One of our new staff members asked me the other day, “Why is it important to capture your strategy on just one page?”
The question stopped me. In my role as Head of Strategy and Consulting at RESULTS.com, I have unique and privileged insights into the day-to-day operations of thousands of fast-growing firms around the world. I get to see what really works (and what doesn’t) over a large number of business cases, and spend a lot of my time auditing and reviewing strategic plans for our client firms; providing critique, teaching best practices, and helping them translate their decisions into actionable projects and metrics.
And with that question I realized that I assumed it was normal for every organization to want to capture their strategy on one page. We've been teaching clients to do this for 20 years now. But I realized that it had been some time since I explained why it is valuable to do so.
Here are a few benefits of a one page strategic plan:
1. Get everyone on the same page (literally)
A complex, multi-page document or deck is unlikely to be read or understood by everyone in your company. It is also highly unlikely to be looked at frequently.
It’s not just a management cliche. With a one page strategic plan you can literally “get everyone on the same page” by having a unifying document that clearly and simply informs your people about:
- Who we are
- Where we are going
- How we plan to get there
The one page strategic plan should be shared with every employee and kept visible in a place where it is seen on a daily basis. In the past, clients would print out the document and post it at people’s workstations. These days the plan can be hosted online so it's always visible; in fact, it is one of the core components of the RESULTS.com software dashboard that our clients use every day.
2. Focus on what is truly strategic
Without a disciplined strategic decision making framework to force you to think strategically and make clear choices, the default tendency for many organizations is to make financial forecasts and lists of everything they want to do, bundle it into a multi-page document with a series of spreadsheets, and call it a strategic plan.
There are two major problems with it:
First of all, a list of ‘things to do’ is not a strategy. It is just a list of things to do. Such lists usually grow out of planning meetings in which a wide variety of stakeholders suggest things they would like to see accomplished. Rather than focus on a few important strategic moves, the group sweeps the whole day’s collection into a document they erroneously call a strategic plan.
That’s fine up to a point, and some strategic planning methodologies begin and end here. But, in my opinion, there are serious gaps this approach. While it's true that any plan is better than none, there’s really not a lot of what I would consider actual “strategy” contained in a plan like this.
A winning strategy requires careful analysis, a thorough understanding of how your industry is likely to play out, and extreme clarity on the few, pivotal strategic moves your company needs to make in order to position yourself for future success. That's not a to-do list. That's a strategy.
Secondly, most companies attempt to take on far too many initiatives. Strategy requires trade-offs. You cannot do everything you want to do. You cannot be everything to everybody. You cannot just blindly copy the moves of your competitors and hope to win. You have to figure out what to say "YES" to, and what to say "NO" to. You must make clear cut choices about how you will compete in the future, and then allocate your time and resources accordingly.

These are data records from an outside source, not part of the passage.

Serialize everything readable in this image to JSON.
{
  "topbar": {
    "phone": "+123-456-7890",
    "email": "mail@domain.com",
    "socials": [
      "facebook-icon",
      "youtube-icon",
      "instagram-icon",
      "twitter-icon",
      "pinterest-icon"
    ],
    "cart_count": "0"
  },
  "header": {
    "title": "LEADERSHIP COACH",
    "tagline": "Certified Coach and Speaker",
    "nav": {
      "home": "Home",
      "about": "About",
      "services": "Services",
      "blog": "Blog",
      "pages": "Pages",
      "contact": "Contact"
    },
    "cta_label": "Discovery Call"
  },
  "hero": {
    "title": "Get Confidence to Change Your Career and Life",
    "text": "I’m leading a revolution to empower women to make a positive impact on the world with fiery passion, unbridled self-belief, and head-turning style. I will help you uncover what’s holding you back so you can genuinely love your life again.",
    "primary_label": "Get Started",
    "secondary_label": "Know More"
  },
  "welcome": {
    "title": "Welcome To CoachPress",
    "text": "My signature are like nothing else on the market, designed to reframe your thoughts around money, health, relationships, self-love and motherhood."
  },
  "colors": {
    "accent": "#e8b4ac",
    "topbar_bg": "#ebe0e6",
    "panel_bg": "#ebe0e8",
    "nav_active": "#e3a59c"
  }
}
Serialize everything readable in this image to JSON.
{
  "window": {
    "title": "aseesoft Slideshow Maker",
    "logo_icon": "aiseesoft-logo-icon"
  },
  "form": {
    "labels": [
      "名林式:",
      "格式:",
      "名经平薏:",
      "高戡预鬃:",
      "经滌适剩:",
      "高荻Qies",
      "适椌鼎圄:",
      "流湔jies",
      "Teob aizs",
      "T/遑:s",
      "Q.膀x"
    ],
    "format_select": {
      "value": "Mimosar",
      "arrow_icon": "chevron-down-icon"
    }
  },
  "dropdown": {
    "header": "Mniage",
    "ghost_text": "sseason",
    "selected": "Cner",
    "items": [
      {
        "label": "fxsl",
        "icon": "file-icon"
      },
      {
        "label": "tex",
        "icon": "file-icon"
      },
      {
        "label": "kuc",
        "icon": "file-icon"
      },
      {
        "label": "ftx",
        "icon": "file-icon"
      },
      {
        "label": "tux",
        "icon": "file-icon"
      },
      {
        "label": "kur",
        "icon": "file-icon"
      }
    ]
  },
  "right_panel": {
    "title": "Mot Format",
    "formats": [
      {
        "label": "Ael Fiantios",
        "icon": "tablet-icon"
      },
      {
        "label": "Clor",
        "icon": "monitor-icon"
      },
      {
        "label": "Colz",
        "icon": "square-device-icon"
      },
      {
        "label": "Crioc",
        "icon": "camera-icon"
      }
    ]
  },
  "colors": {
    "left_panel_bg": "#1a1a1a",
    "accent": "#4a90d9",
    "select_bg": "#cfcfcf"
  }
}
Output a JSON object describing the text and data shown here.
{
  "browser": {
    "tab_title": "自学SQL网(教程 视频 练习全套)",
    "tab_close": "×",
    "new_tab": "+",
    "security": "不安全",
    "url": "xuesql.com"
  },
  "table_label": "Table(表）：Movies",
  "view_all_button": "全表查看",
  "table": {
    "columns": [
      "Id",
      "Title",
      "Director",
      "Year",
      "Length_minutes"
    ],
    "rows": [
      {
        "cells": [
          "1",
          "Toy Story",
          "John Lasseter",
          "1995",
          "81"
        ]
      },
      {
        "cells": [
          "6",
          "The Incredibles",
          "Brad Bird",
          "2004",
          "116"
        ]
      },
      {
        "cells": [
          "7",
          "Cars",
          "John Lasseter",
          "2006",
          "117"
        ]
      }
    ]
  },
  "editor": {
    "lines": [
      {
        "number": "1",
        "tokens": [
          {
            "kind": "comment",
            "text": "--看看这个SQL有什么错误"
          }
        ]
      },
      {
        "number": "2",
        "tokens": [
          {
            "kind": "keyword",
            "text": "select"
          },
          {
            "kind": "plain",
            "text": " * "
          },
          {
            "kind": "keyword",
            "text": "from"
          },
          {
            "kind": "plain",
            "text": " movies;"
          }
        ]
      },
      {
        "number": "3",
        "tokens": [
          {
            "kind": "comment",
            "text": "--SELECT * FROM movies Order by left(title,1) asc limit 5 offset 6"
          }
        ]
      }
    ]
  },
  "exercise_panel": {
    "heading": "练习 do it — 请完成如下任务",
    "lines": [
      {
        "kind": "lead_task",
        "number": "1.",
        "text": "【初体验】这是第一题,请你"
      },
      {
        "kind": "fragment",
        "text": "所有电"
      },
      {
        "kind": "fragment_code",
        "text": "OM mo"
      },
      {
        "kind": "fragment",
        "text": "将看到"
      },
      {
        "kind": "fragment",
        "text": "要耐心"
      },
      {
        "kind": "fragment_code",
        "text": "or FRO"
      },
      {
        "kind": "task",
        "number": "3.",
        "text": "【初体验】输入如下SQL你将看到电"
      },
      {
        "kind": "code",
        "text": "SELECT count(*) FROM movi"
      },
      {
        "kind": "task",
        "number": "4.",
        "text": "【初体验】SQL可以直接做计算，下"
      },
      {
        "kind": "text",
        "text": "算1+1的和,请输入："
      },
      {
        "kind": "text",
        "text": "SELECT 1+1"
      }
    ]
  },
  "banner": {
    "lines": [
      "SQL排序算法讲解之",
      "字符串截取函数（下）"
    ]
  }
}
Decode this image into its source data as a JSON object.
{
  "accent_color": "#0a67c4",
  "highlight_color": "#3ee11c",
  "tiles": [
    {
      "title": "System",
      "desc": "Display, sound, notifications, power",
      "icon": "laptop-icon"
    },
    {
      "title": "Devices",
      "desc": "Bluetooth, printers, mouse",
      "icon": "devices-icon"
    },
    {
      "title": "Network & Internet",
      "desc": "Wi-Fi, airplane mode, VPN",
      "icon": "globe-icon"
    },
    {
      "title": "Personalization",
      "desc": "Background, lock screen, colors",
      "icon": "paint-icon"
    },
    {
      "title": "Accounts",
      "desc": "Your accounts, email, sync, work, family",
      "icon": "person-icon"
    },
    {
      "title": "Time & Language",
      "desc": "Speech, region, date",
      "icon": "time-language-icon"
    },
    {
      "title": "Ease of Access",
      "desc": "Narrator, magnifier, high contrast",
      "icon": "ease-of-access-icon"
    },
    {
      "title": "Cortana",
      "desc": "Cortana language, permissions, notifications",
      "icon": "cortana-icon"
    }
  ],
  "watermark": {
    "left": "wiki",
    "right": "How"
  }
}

If you are not making trade-offs like these, you don’t have a strategy!
“Less is more” when it comes to strategy execution. I often tell clients, “If everything is strategic, then nothing is”. I recommend that you whittle your wishlist down to the 3 strategic moves that will have the greatest impact on your future success, and say “NO” to everything that doesn’t make the cut.
Every leader needs to clearly explain the top 3 things the company is working on. If you can’t, then you’re not leading well. – Jeff Immelt, CEO of General Electric
3. Teach strategy best practices to your staff
By virtue of limited space (you have only one page to work with, after all), a one page strategic plan forces you to identify and capture only the things that are truly important. A good strategic planning template will provide an explanation of what each element in the plan means, why is important, and how it relates to the whole. This enables every employee to understand the context for each of the strategic decisions they see on the plan.
I also recommend getting an objective 3rd party to challenge your decisions to make sure they are robust and thought through. Even when you understand the definitions, it does not necessarily mean you know what “good” looks like.
You see, strategic planning is not about filling out boxes on a template, it’s about going through a disciplined thought process to make wise strategic choices that will setup your organization for future success. Then you cascade your decisions down to every role to align and focus your people on what they need to do to turn your strategy into action every day.
Stephen Lynch, Head of Strategy and Consulting